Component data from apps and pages
________________

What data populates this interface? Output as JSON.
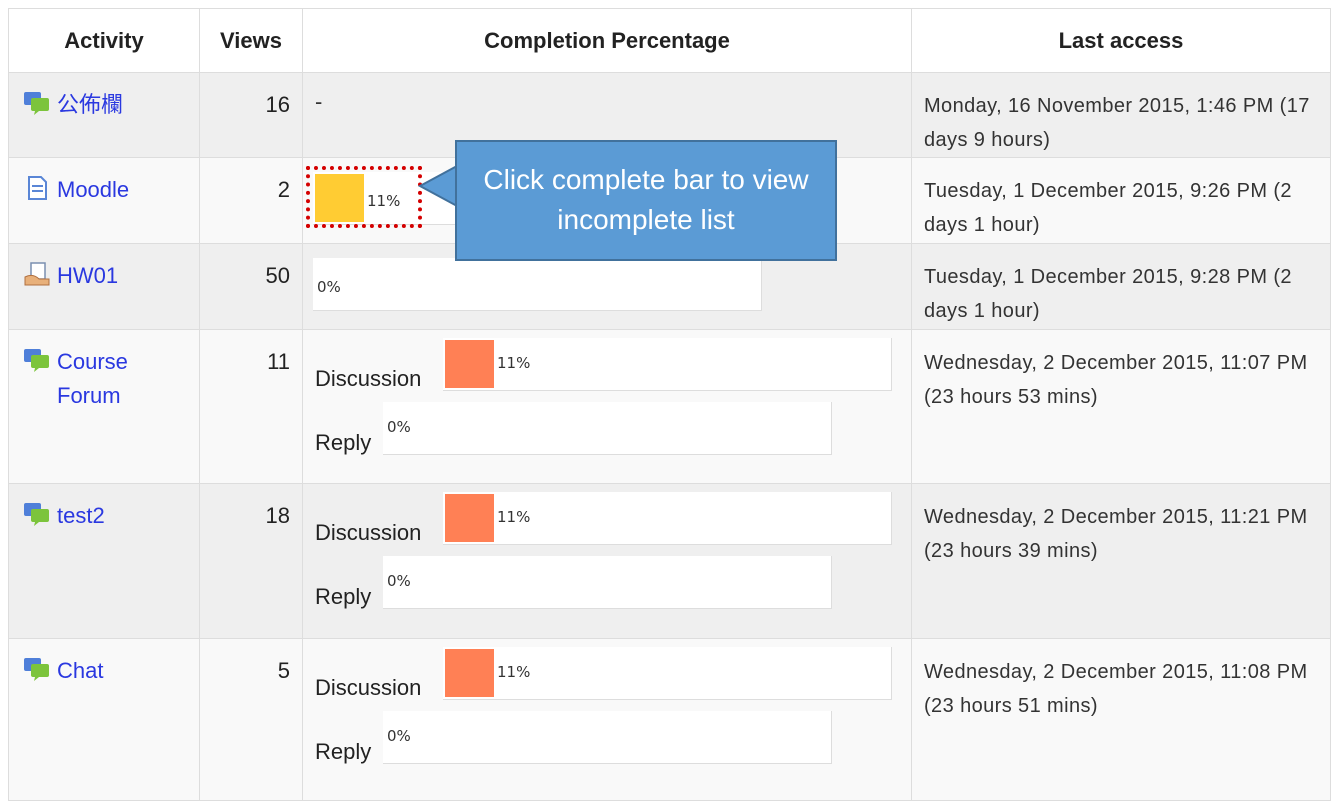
{
  "table": {
    "headers": {
      "activity": "Activity",
      "views": "Views",
      "completion": "Completion Percentage",
      "last_access": "Last access"
    },
    "rows": [
      {
        "activity": "公佈欄",
        "icon": "forum-icon",
        "views": "16",
        "completion": "-",
        "last_access": "Monday, 16 November 2015, 1:46 PM (17 days 9 hours)"
      },
      {
        "activity": "Moodle",
        "icon": "page-icon",
        "views": "2",
        "completion_bar": {
          "value": 0.11,
          "label": "11%",
          "color": "#ffcc33"
        },
        "last_access": "Tuesday, 1 December 2015, 9:26 PM (2 days 1 hour)"
      },
      {
        "activity": "HW01",
        "icon": "assignment-icon",
        "views": "50",
        "completion_bar": {
          "value": 0.0,
          "label": "0%",
          "color": "#ffcc33"
        },
        "last_access": "Tuesday, 1 December 2015, 9:28 PM (2 days 1 hour)"
      },
      {
        "activity": "Course Forum",
        "icon": "forum-icon",
        "views": "11",
        "sub_bars": [
          {
            "label": "Discussion",
            "value": 0.11,
            "pct": "11%",
            "color": "#ff8055"
          },
          {
            "label": "Reply",
            "value": 0.0,
            "pct": "0%",
            "color": "#ff8055"
          }
        ],
        "last_access": "Wednesday, 2 December 2015, 11:07 PM (23 hours 53 mins)"
      },
      {
        "activity": "test2",
        "icon": "forum-icon",
        "views": "18",
        "sub_bars": [
          {
            "label": "Discussion",
            "value": 0.11,
            "pct": "11%",
            "color": "#ff8055"
          },
          {
            "label": "Reply",
            "value": 0.0,
            "pct": "0%",
            "color": "#ff8055"
          }
        ],
        "last_access": "Wednesday, 2 December 2015, 11:21 PM (23 hours 39 mins)"
      },
      {
        "activity": "Chat",
        "icon": "chat-icon",
        "views": "5",
        "sub_bars": [
          {
            "label": "Discussion",
            "value": 0.11,
            "pct": "11%",
            "color": "#ff8055"
          },
          {
            "label": "Reply",
            "value": 0.0,
            "pct": "0%",
            "color": "#ff8055"
          }
        ],
        "last_access": "Wednesday, 2 December 2015, 11:08 PM (23 hours 51 mins)"
      }
    ]
  },
  "callout": {
    "text": "Click complete bar to view incomplete list",
    "color": "#5b9bd5"
  },
  "link_color": "#2a38e0"
}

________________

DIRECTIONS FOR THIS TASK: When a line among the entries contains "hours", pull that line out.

FINISHED TASK:
        "last_access": "Monday, 16 November 2015, 1:46 PM (17 days 9 hours)"
        "last_access": "Wednesday, 2 December 2015, 11:07 PM (23 hours 53 mins)"
        "last_access": "Wednesday, 2 December 2015, 11:21 PM (23 hours 39 mins)"
        "last_access": "Wednesday, 2 December 2015, 11:08 PM (23 hours 51 mins)"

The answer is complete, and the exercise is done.